→ **YOUR GOAL**
For the records below, report how many lines include "Заказ", with no accompanying text.

*** RECORDS TO PROCESS ***

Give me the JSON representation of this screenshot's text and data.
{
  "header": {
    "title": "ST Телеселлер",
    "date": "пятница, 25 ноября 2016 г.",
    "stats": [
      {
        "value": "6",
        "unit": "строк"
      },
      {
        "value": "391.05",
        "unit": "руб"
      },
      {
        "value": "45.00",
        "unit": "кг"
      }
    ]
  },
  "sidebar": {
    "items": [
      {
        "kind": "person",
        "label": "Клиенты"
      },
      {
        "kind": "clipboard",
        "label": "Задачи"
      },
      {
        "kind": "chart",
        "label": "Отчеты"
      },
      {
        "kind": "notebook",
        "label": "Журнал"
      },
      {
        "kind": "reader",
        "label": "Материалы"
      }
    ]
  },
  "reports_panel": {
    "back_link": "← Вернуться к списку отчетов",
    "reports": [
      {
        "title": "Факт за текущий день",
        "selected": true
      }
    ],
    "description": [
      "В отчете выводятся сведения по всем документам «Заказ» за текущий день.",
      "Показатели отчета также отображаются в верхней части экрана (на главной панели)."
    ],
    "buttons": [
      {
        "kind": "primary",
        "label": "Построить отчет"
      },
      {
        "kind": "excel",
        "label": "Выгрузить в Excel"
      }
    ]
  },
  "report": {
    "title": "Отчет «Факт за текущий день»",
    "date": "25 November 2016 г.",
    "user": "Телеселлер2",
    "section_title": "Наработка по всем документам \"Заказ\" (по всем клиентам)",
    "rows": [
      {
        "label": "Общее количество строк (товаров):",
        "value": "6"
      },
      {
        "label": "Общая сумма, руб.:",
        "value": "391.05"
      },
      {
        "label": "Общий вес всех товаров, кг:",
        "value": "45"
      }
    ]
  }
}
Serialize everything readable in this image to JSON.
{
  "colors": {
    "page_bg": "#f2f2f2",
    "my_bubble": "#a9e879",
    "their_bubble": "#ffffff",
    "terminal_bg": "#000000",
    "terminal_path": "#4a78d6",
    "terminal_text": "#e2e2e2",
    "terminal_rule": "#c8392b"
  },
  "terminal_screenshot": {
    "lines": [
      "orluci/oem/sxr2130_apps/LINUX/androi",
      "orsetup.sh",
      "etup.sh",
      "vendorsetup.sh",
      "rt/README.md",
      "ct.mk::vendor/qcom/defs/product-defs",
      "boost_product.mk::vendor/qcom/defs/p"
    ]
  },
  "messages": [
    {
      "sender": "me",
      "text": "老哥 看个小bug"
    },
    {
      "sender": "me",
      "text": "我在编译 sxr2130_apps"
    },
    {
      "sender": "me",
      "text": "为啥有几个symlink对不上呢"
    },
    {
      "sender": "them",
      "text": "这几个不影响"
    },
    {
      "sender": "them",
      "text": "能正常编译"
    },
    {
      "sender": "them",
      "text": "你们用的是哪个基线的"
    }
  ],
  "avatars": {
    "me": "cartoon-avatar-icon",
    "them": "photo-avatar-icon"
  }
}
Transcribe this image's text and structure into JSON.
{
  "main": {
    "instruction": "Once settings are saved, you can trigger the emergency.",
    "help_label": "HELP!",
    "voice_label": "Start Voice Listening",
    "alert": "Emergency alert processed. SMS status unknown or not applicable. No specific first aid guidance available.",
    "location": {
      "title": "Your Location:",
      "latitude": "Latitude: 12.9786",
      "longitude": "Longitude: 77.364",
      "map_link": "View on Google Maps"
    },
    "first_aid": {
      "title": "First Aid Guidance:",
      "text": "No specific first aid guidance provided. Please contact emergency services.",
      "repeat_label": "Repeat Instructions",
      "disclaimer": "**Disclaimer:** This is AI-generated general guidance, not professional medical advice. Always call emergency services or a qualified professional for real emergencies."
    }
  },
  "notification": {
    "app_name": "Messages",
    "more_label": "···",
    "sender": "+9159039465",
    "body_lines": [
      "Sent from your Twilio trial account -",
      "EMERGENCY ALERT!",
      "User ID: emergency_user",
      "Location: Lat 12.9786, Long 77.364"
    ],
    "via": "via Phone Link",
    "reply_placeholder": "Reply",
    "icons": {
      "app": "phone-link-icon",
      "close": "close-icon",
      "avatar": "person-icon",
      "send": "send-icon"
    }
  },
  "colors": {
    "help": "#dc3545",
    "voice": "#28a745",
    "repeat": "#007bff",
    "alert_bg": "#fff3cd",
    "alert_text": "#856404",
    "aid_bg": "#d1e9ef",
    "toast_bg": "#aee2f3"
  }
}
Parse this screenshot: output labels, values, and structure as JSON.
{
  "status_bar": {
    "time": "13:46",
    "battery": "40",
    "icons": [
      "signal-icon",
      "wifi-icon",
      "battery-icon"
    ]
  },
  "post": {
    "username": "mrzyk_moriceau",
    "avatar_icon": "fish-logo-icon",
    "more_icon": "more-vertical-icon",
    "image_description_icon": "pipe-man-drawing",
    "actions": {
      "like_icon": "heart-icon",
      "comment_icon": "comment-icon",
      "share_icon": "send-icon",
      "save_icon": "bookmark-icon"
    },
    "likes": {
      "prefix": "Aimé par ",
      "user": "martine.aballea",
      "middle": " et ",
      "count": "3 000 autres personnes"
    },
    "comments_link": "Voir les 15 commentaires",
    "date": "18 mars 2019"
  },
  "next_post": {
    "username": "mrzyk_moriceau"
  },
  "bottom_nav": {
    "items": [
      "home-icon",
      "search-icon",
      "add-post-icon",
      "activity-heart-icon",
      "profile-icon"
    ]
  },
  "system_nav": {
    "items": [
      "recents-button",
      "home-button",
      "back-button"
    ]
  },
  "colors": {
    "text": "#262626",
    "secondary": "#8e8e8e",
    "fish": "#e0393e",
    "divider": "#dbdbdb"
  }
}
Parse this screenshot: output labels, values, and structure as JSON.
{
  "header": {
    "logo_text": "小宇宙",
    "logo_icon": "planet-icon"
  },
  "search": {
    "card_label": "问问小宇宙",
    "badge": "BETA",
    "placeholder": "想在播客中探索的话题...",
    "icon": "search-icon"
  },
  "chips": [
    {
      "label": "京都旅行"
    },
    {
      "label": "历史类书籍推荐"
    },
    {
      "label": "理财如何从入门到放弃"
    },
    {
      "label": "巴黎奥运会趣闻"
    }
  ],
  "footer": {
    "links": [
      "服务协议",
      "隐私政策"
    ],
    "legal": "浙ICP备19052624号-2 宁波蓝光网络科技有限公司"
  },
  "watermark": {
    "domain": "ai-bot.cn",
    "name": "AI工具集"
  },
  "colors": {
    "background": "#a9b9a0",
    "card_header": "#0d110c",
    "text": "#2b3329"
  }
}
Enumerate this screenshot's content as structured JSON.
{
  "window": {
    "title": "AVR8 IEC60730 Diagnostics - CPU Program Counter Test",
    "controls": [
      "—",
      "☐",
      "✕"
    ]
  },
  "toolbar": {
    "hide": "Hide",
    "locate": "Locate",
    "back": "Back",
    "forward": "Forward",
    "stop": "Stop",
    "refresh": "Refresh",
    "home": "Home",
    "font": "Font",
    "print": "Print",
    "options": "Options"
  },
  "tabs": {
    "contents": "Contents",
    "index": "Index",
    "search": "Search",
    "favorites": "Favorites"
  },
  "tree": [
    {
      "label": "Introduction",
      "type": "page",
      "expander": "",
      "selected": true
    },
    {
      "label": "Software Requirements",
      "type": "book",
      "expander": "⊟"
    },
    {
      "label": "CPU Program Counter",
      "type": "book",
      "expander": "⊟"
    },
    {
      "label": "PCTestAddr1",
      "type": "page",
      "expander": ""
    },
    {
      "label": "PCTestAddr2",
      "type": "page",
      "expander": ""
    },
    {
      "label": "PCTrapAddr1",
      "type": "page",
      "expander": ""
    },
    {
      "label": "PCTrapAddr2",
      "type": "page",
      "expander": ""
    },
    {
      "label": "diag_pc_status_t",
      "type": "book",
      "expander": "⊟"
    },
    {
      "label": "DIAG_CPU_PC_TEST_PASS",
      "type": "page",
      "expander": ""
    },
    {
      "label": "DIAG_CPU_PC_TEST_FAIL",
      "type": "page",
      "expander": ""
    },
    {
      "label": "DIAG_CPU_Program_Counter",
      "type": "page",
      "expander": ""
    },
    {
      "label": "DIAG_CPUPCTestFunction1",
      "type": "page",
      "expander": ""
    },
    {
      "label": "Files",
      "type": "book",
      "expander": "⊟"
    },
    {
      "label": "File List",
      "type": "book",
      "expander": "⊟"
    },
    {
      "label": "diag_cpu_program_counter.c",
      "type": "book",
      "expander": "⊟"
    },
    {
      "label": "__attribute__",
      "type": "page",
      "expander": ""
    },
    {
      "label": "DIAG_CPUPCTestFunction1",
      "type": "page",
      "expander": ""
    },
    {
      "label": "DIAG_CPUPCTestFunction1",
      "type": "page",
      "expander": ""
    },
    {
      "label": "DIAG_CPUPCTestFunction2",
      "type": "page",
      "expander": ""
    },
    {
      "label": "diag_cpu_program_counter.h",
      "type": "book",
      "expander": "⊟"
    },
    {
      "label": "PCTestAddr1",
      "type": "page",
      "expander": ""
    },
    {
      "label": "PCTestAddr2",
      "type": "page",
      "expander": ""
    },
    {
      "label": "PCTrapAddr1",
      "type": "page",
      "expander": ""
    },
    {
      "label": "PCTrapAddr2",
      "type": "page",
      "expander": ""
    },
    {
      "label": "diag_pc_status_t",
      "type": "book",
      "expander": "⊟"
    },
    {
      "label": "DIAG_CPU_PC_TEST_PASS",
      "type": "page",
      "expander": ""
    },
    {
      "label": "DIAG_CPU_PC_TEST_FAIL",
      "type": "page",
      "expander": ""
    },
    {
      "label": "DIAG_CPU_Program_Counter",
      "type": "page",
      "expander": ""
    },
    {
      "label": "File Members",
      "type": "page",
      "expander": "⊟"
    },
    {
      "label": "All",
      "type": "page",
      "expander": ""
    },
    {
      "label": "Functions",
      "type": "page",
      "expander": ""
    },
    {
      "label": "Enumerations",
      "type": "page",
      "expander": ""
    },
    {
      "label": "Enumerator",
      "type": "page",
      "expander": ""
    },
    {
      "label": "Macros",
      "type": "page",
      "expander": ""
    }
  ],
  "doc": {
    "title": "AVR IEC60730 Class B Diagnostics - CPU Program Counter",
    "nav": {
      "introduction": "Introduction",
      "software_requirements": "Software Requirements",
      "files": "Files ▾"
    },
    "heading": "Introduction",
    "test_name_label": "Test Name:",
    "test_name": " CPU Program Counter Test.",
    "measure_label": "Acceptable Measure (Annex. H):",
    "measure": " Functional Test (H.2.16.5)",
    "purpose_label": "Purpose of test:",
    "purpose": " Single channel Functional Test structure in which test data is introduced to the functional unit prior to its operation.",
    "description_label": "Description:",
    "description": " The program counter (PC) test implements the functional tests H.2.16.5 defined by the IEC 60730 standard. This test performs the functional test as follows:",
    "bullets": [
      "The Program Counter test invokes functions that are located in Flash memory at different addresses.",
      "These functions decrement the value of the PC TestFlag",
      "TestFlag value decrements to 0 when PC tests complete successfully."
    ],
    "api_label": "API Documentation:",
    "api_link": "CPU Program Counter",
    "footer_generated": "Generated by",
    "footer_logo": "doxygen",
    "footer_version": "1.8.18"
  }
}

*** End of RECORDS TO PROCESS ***

→ **ANSWER FOR THE TASK**
2